Task goal – Lines below that include the word "description" should each be copied.
⟨
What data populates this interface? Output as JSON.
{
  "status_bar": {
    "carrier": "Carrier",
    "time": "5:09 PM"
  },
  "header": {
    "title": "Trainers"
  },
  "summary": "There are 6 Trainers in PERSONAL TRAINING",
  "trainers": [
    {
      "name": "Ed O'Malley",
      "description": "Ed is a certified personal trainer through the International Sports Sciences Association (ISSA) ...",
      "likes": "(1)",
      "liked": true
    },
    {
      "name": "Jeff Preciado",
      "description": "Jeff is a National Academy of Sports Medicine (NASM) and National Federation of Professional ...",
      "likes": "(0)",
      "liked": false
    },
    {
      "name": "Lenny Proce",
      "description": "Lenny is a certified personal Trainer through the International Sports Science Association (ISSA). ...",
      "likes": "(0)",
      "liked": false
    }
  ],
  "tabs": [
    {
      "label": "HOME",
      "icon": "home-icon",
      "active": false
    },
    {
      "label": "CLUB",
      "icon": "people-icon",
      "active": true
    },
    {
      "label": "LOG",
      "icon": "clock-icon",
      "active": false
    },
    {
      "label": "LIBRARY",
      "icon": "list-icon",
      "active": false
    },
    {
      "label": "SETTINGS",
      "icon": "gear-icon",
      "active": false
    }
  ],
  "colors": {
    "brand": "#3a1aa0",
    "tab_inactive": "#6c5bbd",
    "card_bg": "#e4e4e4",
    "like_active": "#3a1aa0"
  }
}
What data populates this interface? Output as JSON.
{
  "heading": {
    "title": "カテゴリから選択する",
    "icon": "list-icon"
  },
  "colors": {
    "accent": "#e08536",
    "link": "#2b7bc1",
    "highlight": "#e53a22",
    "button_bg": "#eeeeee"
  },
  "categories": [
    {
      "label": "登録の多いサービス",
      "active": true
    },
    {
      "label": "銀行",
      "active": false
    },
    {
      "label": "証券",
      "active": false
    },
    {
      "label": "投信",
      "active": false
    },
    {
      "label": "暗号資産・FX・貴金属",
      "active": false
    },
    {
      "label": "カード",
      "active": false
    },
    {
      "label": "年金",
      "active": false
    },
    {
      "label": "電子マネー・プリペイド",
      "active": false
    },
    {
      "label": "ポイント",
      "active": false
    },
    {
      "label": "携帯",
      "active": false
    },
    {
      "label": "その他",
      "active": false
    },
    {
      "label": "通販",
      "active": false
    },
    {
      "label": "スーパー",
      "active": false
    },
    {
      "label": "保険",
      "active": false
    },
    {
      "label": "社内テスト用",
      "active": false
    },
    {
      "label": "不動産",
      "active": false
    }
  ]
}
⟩
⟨
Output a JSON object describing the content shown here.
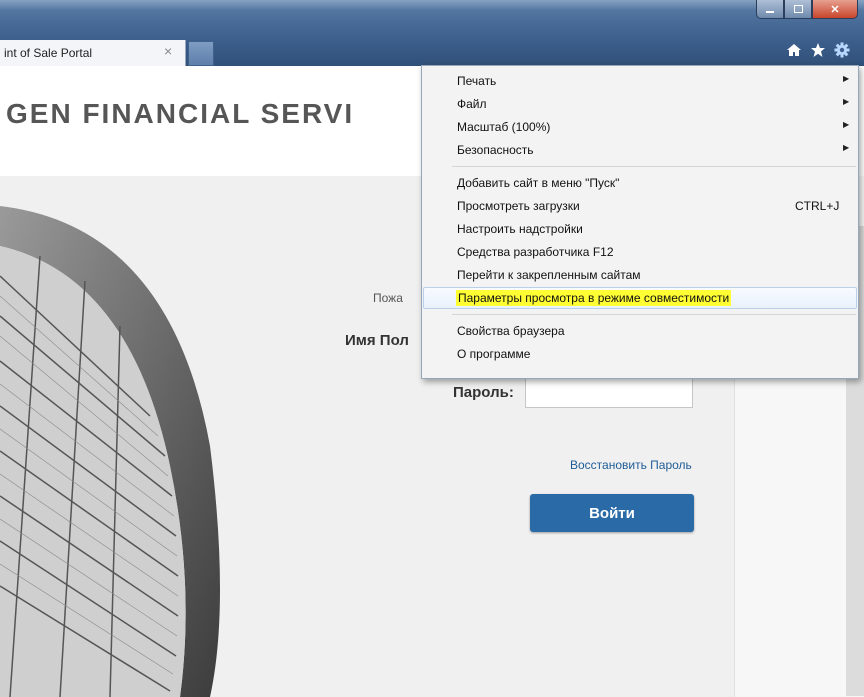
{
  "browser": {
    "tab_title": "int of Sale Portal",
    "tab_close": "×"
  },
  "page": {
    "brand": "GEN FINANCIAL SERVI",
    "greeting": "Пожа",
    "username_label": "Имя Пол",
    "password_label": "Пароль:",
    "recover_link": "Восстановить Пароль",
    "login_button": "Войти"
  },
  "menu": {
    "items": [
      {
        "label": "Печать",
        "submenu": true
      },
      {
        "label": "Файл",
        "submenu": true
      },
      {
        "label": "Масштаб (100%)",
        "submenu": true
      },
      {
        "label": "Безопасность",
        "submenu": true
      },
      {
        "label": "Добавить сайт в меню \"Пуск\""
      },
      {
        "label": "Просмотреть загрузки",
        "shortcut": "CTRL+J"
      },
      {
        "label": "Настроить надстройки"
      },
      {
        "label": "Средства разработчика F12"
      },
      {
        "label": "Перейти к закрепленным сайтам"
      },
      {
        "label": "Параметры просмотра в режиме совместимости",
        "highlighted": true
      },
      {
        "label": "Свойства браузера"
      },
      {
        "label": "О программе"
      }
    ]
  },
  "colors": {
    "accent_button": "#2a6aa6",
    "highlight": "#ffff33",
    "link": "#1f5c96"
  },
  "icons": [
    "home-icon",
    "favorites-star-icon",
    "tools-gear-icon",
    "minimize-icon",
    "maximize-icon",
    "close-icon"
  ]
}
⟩
Output –
      "description": "Ed is a certified personal trainer through the International Sports Sciences Association (ISSA) ...",
      "description": "Jeff is a National Academy of Sports Medicine (NASM) and National Federation of Professional ...",
      "description": "Lenny is a certified personal Trainer through the International Sports Science Association (ISSA). ...",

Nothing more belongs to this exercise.